### [EXERCISE PROMPT]
Your answer must match the entries below word for word.

### [SOURCE DATA]
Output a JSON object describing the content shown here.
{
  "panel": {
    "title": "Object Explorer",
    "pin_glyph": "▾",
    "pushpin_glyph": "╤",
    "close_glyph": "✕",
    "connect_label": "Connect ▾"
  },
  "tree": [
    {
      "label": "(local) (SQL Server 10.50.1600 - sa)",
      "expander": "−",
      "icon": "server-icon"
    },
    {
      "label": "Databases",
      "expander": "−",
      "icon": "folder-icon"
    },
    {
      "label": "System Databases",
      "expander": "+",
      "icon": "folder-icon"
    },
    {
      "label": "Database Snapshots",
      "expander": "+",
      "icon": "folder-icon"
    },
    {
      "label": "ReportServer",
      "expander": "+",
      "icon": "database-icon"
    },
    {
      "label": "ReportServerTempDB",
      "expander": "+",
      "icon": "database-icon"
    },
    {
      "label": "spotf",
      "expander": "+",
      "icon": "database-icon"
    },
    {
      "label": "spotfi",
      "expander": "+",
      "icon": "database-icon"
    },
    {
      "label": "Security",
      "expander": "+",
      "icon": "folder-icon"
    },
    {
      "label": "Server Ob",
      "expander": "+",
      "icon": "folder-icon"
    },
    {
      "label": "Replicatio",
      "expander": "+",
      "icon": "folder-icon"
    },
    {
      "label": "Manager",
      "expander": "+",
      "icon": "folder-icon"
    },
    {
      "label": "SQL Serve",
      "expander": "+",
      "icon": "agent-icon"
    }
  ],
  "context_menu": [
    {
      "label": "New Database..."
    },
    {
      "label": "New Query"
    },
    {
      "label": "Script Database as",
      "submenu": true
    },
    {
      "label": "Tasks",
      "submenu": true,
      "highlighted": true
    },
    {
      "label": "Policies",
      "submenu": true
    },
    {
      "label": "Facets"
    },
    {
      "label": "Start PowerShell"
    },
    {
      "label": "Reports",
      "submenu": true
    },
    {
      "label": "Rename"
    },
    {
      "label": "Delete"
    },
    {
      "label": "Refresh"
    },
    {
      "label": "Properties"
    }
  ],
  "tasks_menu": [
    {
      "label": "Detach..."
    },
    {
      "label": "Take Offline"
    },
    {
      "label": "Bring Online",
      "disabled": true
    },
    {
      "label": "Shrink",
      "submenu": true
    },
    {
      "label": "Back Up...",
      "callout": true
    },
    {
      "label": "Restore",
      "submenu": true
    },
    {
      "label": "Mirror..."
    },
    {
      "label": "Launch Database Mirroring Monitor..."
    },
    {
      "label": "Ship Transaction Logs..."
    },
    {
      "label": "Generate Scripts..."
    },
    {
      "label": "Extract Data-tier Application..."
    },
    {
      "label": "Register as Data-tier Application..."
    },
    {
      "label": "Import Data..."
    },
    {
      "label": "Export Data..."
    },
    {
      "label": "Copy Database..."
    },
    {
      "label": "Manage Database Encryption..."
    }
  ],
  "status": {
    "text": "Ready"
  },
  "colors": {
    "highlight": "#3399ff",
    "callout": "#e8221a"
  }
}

### [ANSWER FOR THE TASK]
Output a JSON object describing the content shown here.
{
  "panel": {
    "title": "Object Explorer",
    "pin_glyph": "▾",
    "pushpin_glyph": "╤",
    "close_glyph": "✕",
    "connect_label": "Connect ▾"
  },
  "tree": [
    {
      "label": "(local) (SQL Server 10.50.1600 - sa)",
      "expander": "−",
      "icon": "server-icon"
    },
    {
      "label": "Databases",
      "expander": "−",
      "icon": "folder-icon"
    },
    {
      "label": "System Databases",
      "expander": "+",
      "icon": "folder-icon"
    },
    {
      "label": "Database Snapshots",
      "expander": "+",
      "icon": "folder-icon"
    },
    {
      "label": "ReportServer",
      "expander": "+",
      "icon": "database-icon"
    },
    {
      "label": "ReportServerTempDB",
      "expander": "+",
      "icon": "database-icon"
    },
    {
      "label": "spotf",
      "expander": "+",
      "icon": "database-icon"
    },
    {
      "label": "spotfi",
      "expander": "+",
      "icon": "database-icon"
    },
    {
      "label": "Security",
      "expander": "+",
      "icon": "folder-icon"
    },
    {
      "label": "Server Ob",
      "expander": "+",
      "icon": "folder-icon"
    },
    {
      "label": "Replicatio",
      "expander": "+",
      "icon": "folder-icon"
    },
    {
      "label": "Manager",
      "expander": "+",
      "icon": "folder-icon"
    },
    {
      "label": "SQL Serve",
      "expander": "+",
      "icon": "agent-icon"
    }
  ],
  "context_menu": [
    {
      "label": "New Database..."
    },
    {
      "label": "New Query"
    },
    {
      "label": "Script Database as",
      "submenu": true
    },
    {
      "label": "Tasks",
      "submenu": true,
      "highlighted": true
    },
    {
      "label": "Policies",
      "submenu": true
    },
    {
      "label": "Facets"
    },
    {
      "label": "Start PowerShell"
    },
    {
      "label": "Reports",
      "submenu": true
    },
    {
      "label": "Rename"
    },
    {
      "label": "Delete"
    },
    {
      "label": "Refresh"
    },
    {
      "label": "Properties"
    }
  ],
  "tasks_menu": [
    {
      "label": "Detach..."
    },
    {
      "label": "Take Offline"
    },
    {
      "label": "Bring Online",
      "disabled": true
    },
    {
      "label": "Shrink",
      "submenu": true
    },
    {
      "label": "Back Up...",
      "callout": true
    },
    {
      "label": "Restore",
      "submenu": true
    },
    {
      "label": "Mirror..."
    },
    {
      "label": "Launch Database Mirroring Monitor..."
    },
    {
      "label": "Ship Transaction Logs..."
    },
    {
      "label": "Generate Scripts..."
    },
    {
      "label": "Extract Data-tier Application..."
    },
    {
      "label": "Register as Data-tier Application..."
    },
    {
      "label": "Import Data..."
    },
    {
      "label": "Export Data..."
    },
    {
      "label": "Copy Database..."
    },
    {
      "label": "Manage Database Encryption..."
    }
  ],
  "status": {
    "text": "Ready"
  },
  "colors": {
    "highlight": "#3399ff",
    "callout": "#e8221a"
  }
}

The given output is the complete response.